Most of the time, she plays behind the scenes in the area where the trainers interact with the animals, which allows her to get right up next to the cages. (She’s had to get special inoculations, not to keep her from getting sick but to prevent the primates from getting sick.)
“The first time I went down there, I noticed the keepers checking the doors to make sure they were locked,” she said. “I was really glad to see that.”
On a recent visit to the zoo, Tacheny started playing outside Gorilla Forest while the primates were inside working with the trainers. The exhibit space, which opened in the summer of 2013, is a vast, 13,000-square-foot habitat that makes up the largest all-mesh gorilla enclosure in North America.
Tacheny immediately attracted an audience of humans. Meanwhile, trainers hid grocery bags containing food inside the habitat, a common training technique to make the gorillas search for their food the way they would in the wild.
When the gorillas finally emerged, Virgil, the biggest and dominant male, quickly found one of the bags and then charged straight toward Tacheny, violently hurling the bag at the fence, causing it to split open and sending its contents spewing. He came pounding up to the fence, then plopped down directly in front of Tacheny with his nose just inches from the mesh.
All the while, Tacheny never missed a beat. “For primates, it’s all about territory,” she said. “I think he was trying to scare away the people who were next to me.”
In addition to the people milling around, there were other distractions, including PA announcements about a demonstration at Seal Island and noise filtering over from the amusement park adjacent to the zoo. But nothing distracted Virgil, who watched intensely as she played.

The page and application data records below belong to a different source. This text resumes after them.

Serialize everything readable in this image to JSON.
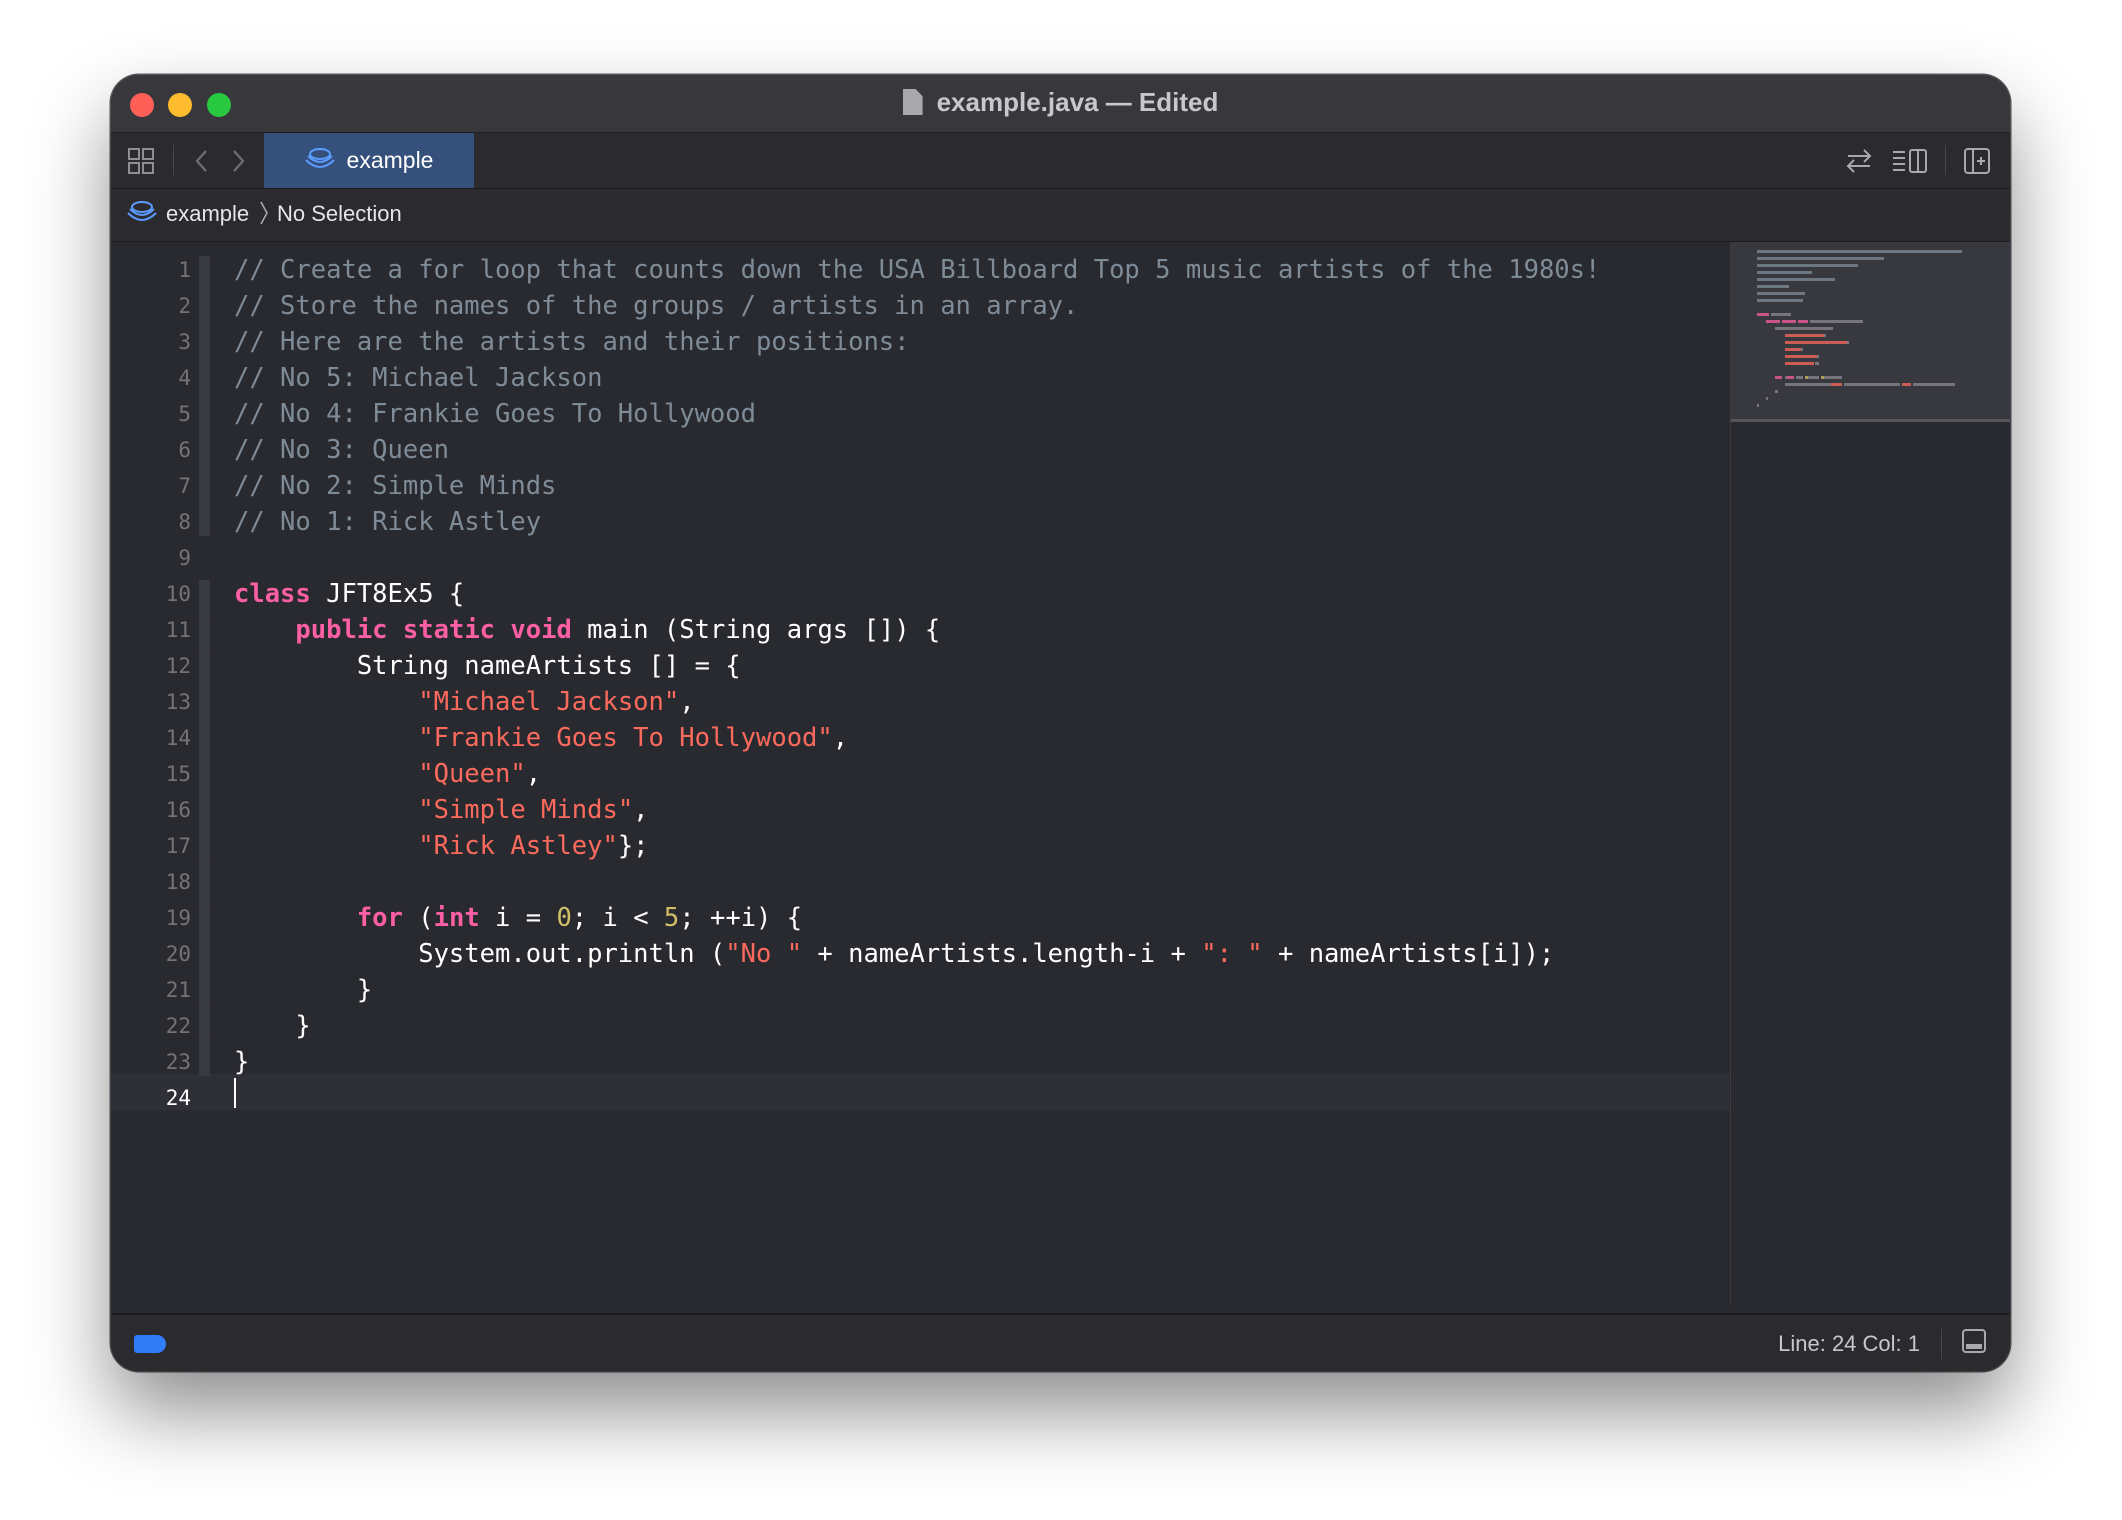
{
  "window": {
    "title": "example.java — Edited"
  },
  "tabs": [
    {
      "label": "example",
      "icon": "package-icon",
      "active": true
    }
  ],
  "jumpbar": {
    "project": "example",
    "selection": "No Selection"
  },
  "editor": {
    "current_line": 24,
    "lines": [
      [
        {
          "t": "// Create a for loop that counts down the USA Billboard Top 5 music artists of the 1980s!",
          "c": "cmt"
        }
      ],
      [
        {
          "t": "// Store the names of the groups / artists in an array.",
          "c": "cmt"
        }
      ],
      [
        {
          "t": "// Here are the artists and their positions:",
          "c": "cmt"
        }
      ],
      [
        {
          "t": "// No 5: Michael Jackson",
          "c": "cmt"
        }
      ],
      [
        {
          "t": "// No 4: Frankie Goes To Hollywood",
          "c": "cmt"
        }
      ],
      [
        {
          "t": "// No 3: Queen",
          "c": "cmt"
        }
      ],
      [
        {
          "t": "// No 2: Simple Minds",
          "c": "cmt"
        }
      ],
      [
        {
          "t": "// No 1: Rick Astley",
          "c": "cmt"
        }
      ],
      [],
      [
        {
          "t": "class",
          "c": "kw"
        },
        {
          "t": " JFT8Ex5 {",
          "c": ""
        }
      ],
      [
        {
          "t": "    ",
          "c": ""
        },
        {
          "t": "public",
          "c": "kw"
        },
        {
          "t": " ",
          "c": ""
        },
        {
          "t": "static",
          "c": "kw"
        },
        {
          "t": " ",
          "c": ""
        },
        {
          "t": "void",
          "c": "kw"
        },
        {
          "t": " main (String args []) {",
          "c": ""
        }
      ],
      [
        {
          "t": "        String nameArtists [] = {",
          "c": ""
        }
      ],
      [
        {
          "t": "            ",
          "c": ""
        },
        {
          "t": "\"Michael Jackson\"",
          "c": "str"
        },
        {
          "t": ",",
          "c": ""
        }
      ],
      [
        {
          "t": "            ",
          "c": ""
        },
        {
          "t": "\"Frankie Goes To Hollywood\"",
          "c": "str"
        },
        {
          "t": ",",
          "c": ""
        }
      ],
      [
        {
          "t": "            ",
          "c": ""
        },
        {
          "t": "\"Queen\"",
          "c": "str"
        },
        {
          "t": ",",
          "c": ""
        }
      ],
      [
        {
          "t": "            ",
          "c": ""
        },
        {
          "t": "\"Simple Minds\"",
          "c": "str"
        },
        {
          "t": ",",
          "c": ""
        }
      ],
      [
        {
          "t": "            ",
          "c": ""
        },
        {
          "t": "\"Rick Astley\"",
          "c": "str"
        },
        {
          "t": "};",
          "c": ""
        }
      ],
      [],
      [
        {
          "t": "        ",
          "c": ""
        },
        {
          "t": "for",
          "c": "kw"
        },
        {
          "t": " (",
          "c": ""
        },
        {
          "t": "int",
          "c": "kw"
        },
        {
          "t": " i = ",
          "c": ""
        },
        {
          "t": "0",
          "c": "num"
        },
        {
          "t": "; i < ",
          "c": ""
        },
        {
          "t": "5",
          "c": "num"
        },
        {
          "t": "; ++i) {",
          "c": ""
        }
      ],
      [
        {
          "t": "            System.out.println (",
          "c": ""
        },
        {
          "t": "\"No \"",
          "c": "str"
        },
        {
          "t": " + nameArtists.length-i + ",
          "c": ""
        },
        {
          "t": "\": \"",
          "c": "str"
        },
        {
          "t": " + nameArtists[i]);",
          "c": ""
        }
      ],
      [
        {
          "t": "        }",
          "c": ""
        }
      ],
      [
        {
          "t": "    }",
          "c": ""
        }
      ],
      [
        {
          "t": "}",
          "c": ""
        }
      ],
      []
    ]
  },
  "status": {
    "position": "Line: 24  Col: 1"
  },
  "colors": {
    "comment": "#7f8c98",
    "keyword": "#fc5fa3",
    "string": "#fc6a5d",
    "number": "#d0bf69",
    "tab_active": "#35507a",
    "accent": "#2f7cf6"
  }
}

“Wouldn’t it be wonderful if every zoo had a harpist?” Tacheny said. “There’s something about a harp that shouldn’t be limited to just humans.”